There is only one Barack Obama, and imitating him will do great harm to American politics because it will lodge all the deeper our stupid conviction that ‘authentic presence’ of various kinds can be rubbed off, or sprayed on. Such a creepy covetousness of power-emanating totem-people it spawns. Obama’s charisma is contagious: what an intoxicating promise! But reminding ourselves that we can never truly separate a person from their ‘-ness’ should actually bring Obama back down to Earth, reminding us that Obama is only human. Alas, in the charisma game, we remain dangerously uneducated about what ‘authentic presence’ really means, paying great lip service to ‘authenticity’ while fawning over mere ‘presence’, stage presence. Authenticity is a fax of a fax, a ghost of a ghost. You can’t be merely authentic. You have to be an authentic something. “Yeah,” answers our cheap, corrupted vision of charisma. “Authentically present!”

Austin Powers: Hey! There you are!
Tourist: Hi… do I know you?
Austin Powers: No, but that’s where you are! You’re there!

‘Charismatic politicians’, as we understand them, use their ability to be ‘authentically present’ to pin you to a moment in which details and realities outside that moment are rendered irrelevant. (Here I am! No, you don’t know me. But this is where I am! I’m here!) Jay Gatsby has this talent. So do Sarah Palin and Bill Clinton. So does (apparently) Rupert Everett:

He has the ability to intoxicate effortlessly, gazing deep into your eyes and listening acutely, no matter the topic. Spending time with him is like encountering your sixth-grade crush all grown up — instantly intimate in a way that’s both entirely silly and completely satisfying. No matter that he’s had only one bona-fide Hollywood hit. He is a star, which means everyone else in the world, journalists included, are fans. That he stops thinking about you the moment you’re out of sight is a given.

He attributes this same magnetic star power to Madonna. In his autobiography, he writes, “but when she looked away, it was like sunbathing on a cold day and suddenly a cloud comes.”

Make that incompletely satisfying. Calling Bobby Jindal uncharismatic in this way is almost to pay him a compliment. We need fewer, not more, such people in politics. We like to give them things, you see, and when we snap out of it, later…ugh.

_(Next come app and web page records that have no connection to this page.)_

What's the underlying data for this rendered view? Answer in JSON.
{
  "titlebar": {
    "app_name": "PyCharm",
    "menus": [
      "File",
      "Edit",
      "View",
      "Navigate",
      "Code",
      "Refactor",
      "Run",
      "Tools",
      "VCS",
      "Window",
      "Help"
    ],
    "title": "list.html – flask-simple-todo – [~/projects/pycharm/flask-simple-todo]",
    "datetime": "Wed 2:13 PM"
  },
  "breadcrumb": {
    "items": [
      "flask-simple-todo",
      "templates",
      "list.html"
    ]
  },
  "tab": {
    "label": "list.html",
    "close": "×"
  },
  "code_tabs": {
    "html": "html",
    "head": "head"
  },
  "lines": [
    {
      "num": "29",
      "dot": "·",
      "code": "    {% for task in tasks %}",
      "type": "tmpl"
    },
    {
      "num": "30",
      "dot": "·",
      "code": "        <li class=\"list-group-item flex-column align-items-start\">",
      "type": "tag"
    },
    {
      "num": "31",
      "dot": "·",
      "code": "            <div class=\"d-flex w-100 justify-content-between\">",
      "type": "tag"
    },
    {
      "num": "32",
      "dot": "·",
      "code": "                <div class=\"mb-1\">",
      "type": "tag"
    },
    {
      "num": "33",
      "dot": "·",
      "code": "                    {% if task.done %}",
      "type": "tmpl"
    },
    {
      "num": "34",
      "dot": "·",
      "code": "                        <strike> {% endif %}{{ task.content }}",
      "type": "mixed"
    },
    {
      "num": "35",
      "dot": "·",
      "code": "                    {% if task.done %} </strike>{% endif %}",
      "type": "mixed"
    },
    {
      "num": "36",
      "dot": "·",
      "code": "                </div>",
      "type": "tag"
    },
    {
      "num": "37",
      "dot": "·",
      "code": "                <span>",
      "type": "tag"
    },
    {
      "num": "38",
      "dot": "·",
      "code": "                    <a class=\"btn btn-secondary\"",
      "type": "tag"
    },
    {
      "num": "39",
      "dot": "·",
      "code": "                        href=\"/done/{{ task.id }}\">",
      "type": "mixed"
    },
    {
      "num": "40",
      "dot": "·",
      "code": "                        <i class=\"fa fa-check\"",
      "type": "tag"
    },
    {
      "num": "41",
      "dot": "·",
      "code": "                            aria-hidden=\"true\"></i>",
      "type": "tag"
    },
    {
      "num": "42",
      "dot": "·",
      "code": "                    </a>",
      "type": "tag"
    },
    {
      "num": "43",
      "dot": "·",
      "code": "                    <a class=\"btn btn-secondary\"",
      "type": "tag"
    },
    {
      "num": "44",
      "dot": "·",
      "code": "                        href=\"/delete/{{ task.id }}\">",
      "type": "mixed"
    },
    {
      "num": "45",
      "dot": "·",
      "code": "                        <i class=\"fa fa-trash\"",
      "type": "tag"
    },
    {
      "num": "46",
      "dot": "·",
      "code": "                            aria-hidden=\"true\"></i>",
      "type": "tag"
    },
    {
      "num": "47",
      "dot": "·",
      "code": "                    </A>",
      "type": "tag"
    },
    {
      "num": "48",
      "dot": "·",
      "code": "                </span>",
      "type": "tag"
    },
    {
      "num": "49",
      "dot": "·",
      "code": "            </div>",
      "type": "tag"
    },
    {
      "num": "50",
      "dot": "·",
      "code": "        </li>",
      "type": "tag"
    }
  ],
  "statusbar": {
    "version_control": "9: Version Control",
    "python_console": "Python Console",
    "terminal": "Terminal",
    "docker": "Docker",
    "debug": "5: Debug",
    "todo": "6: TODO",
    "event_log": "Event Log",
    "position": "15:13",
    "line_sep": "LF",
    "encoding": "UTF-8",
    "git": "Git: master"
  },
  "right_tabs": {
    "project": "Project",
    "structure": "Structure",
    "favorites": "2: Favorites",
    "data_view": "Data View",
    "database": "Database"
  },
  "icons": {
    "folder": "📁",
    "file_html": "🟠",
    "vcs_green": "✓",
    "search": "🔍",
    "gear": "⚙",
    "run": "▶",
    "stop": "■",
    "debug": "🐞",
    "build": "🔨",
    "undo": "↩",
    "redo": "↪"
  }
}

Jindal’s lack of stage presence may have made his moment in the sun clunky and offputting, but on what planet does anyone want a ‘party response’ spot to send a thrill up their leg? ‘Obamaness’ is a fatal charm and zahir for the GOP, an El Dorado for intellectual check-kiters. In town, Jindal looked all-too-human. Off on the mountaintop, this is a relief. But from afar, our gazes aren’t trained on our towns. They’re trained on the City of Gold, on Homer’s version of Chocolate City, on a hypnotic mirage. It’s easy, so intoxicated, to trudge on in defiance of one’s dwindling rations. But, yes — from up on the mountaintop? Even up here? Your bones are showing.